”We here have been refugees in our own country for a long, long time now but things seem to get not better but much harder. There is a lot of crying going on because people have no food. I am not optimistic for the new Sudan. The Dinka and the Murle tribes are the ones we fear and they are on both sides of us. I would like to get a gun.”
Guns are on the minds of a group of Bari tribesmen at Gudlle, a rural area of rich grassland north of Juba.
The possession of cattle is everything: wealth, standing, nourishment and pension. The cows will only be sold or slaughtered in dire times.
Peter Acihek doesn’t even know the current market price, he thinks maybe it’s 1Â 000 Sudanese pounds, but in fact it’s closer to half that. He knows a child can be exchanged for one. Cattle are worth going to war for and their theft is a deep affront.
A few nights ago these villagers lost 100 cows, half their herd, in a night raid by Mundari tribesmen. They now keep the remaining cattle tethered close and cannot take them to the better pastures a little further away, so the cows are losing weight. ”There was a lot of shooting and they took all of our cows, but luckily half of them came back to us in the confusion of the bullets,” says Acihek.
In April the next village was raided by Murle tribesmen. ”The soldiers took away our guns because they said they did not want a feud.
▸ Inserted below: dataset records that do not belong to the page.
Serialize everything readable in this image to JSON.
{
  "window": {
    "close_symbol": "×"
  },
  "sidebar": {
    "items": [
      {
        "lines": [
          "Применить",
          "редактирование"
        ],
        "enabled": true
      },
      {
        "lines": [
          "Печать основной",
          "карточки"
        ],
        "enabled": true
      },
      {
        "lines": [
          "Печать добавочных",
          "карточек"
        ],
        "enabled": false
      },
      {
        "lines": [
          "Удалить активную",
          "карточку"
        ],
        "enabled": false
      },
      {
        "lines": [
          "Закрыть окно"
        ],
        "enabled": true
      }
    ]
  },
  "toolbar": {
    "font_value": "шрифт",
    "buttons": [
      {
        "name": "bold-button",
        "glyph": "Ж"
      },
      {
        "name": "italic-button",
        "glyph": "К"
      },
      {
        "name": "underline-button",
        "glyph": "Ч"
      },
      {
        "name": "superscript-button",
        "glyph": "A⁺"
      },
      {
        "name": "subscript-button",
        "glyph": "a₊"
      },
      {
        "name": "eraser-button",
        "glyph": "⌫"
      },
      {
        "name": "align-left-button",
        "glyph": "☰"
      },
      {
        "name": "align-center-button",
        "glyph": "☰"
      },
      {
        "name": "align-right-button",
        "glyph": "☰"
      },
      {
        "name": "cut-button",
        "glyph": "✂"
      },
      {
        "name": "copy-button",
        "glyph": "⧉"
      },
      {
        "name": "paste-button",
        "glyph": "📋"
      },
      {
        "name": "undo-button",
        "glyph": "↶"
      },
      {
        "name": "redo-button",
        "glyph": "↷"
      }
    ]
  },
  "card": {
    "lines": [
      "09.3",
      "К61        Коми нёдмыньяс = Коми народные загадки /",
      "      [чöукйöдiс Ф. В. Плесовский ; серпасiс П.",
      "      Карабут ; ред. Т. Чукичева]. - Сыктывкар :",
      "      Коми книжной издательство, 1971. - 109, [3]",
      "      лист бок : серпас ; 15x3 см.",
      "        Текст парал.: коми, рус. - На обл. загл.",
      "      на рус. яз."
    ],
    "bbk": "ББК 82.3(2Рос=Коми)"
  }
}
Now we have lost so many cows that our children have no milk and are hungry. The cows cannot get to the best grass and they will get sick.
”It is a terrible thing that we don’t have weapons to protect ourselves, but we will again get guns.”
James Miyak, a Dinka man and former rebel who works in the nearby prison, has now been sent out by the soldiers to guard the Bari people’s remaining cows at night.
”I will shoot them if the Mundari come back again,” he says, proudly showing the civil war shrapnel scars on his chest. ”You should be dead,” the Observer tells him. ”I will be the last man to die,” he replies with a glare. ”I have the gun.”
Most post-conflict countries need investment to rebuild. In Southern Sudan it is needed just to build.
There is nothing here to raise from the ashes, everything needs to start from scratch, a whole country has to be brought out of the peach-coloured dust.
”Many people have migrated back to the south but now there is the same situation, the same reasons that sparked the war in Darfur. The tribal conflicts, the distancing from Khartoum, guns are very cheap and people can find them easily. Now there are signs of peace in Darfur, many weapons are coming from there too, from Chad, from maybe even sources no one might expect,” said Mohamed Kashan, a Sudanese journalist in Khartoum.
”We are not casting you away,” government minister Luka Monojai told the 16 SPLA soldiers being demobilised in Juba, ”but reassigning you to new and important roles and duties to build a new Sudan. You must go with your heads held high, we are proud of you.”
But the question of whether or not Corline Timon and her fellow soldiers can build anything out of the dust and despair of Southern Sudan or are forced to reach back to their guns remains unanswered. — guardian.co.uk